It’s important to note that Terraria isn’t finished. There are lots of changes and new additions planned for the future, so don’t get too comfy with how things are. That being said, as things stand now, the end game is a bit weak. Granted it takes a good bit of doing to get to the point where you can hold your own in the underworld for more than a few seconds, but once you get the really good stuff, plan to have some downtime away from the game until Re-Logic starts beefing up the end game in their updates. Don’t take that the wrong way; this is by all means a complete game. Expect a good 20 hours or more of Terraria-ing before you start to wonder what to do next.
Right now, Terraria offers multiplayer for up to 8 people at a time in a server. Currently the most reliable way to connect to your friends is through Hamachi, a third party virtual private network software that’s been around forever. Fortunately, Hamachi is a breeze to use and you should have no problem using it to enjoy some great, relatively lag-free multiplayer in no time flat. This is all due to change in the very near future, so it won’t be long before you won’t even have to bother with third party stuff.
Terraria is a great game and a serious contender for Minecraft’s spot as top dog of the indie sandbox games.
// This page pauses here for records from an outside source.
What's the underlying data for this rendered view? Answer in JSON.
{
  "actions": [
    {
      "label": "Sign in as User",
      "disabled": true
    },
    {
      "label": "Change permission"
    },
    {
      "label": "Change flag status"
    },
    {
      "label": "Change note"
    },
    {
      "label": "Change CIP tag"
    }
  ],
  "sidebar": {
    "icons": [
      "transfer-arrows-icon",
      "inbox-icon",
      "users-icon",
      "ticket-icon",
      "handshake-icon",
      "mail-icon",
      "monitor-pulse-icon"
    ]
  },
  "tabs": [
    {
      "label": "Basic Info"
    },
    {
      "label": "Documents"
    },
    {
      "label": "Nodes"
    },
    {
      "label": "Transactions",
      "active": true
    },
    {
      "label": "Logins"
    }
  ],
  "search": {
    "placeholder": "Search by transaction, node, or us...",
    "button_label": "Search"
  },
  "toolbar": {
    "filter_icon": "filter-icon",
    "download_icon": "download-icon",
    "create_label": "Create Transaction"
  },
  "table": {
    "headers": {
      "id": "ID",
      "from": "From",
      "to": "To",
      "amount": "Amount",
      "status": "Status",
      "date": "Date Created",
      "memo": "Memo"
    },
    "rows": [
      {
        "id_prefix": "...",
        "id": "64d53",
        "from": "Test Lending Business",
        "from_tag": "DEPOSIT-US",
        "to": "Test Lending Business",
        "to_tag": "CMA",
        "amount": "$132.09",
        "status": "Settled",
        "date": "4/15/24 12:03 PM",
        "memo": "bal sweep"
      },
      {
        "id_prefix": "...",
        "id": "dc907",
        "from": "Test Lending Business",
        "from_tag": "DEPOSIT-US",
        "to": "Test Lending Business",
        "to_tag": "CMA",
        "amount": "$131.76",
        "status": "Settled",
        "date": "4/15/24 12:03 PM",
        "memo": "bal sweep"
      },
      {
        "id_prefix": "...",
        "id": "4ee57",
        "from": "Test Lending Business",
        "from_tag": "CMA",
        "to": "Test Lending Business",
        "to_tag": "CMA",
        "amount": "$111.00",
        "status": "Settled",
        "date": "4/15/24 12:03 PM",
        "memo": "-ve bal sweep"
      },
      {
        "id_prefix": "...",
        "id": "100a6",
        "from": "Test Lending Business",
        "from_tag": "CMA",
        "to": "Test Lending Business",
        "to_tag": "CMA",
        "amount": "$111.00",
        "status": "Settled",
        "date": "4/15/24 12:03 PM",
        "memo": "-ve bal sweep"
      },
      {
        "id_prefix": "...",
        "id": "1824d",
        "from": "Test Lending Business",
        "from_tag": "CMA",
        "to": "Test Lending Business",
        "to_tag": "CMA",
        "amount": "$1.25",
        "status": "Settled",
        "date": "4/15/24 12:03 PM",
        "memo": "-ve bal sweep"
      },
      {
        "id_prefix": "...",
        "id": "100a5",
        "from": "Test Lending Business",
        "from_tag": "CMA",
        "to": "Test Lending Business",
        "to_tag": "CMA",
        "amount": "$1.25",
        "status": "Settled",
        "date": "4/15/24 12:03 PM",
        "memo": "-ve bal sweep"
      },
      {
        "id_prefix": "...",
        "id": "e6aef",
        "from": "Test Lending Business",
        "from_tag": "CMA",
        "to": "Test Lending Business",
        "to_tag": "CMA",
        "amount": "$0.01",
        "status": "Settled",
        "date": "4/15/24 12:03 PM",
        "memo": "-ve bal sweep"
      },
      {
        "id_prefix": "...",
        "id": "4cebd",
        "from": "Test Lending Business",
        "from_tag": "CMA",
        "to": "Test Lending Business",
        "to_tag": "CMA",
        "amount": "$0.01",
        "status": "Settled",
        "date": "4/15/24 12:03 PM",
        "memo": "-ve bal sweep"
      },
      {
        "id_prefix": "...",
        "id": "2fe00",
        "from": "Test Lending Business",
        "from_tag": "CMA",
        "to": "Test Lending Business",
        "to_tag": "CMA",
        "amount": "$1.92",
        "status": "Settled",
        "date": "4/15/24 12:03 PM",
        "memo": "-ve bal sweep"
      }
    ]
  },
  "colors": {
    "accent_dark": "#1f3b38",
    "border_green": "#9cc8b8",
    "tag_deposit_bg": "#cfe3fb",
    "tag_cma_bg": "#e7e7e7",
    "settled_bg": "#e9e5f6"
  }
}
There is no doubt where it took a lot of its cues, but Terraria has way more to offer than just being a quick diversion from your latest project making a scale model of the USS Enterprise or whatever it is you do on Minecraft.
Phew… I managed to make it through this whole review and only mentioned Minecraft eight times.
Nine times… Dammit!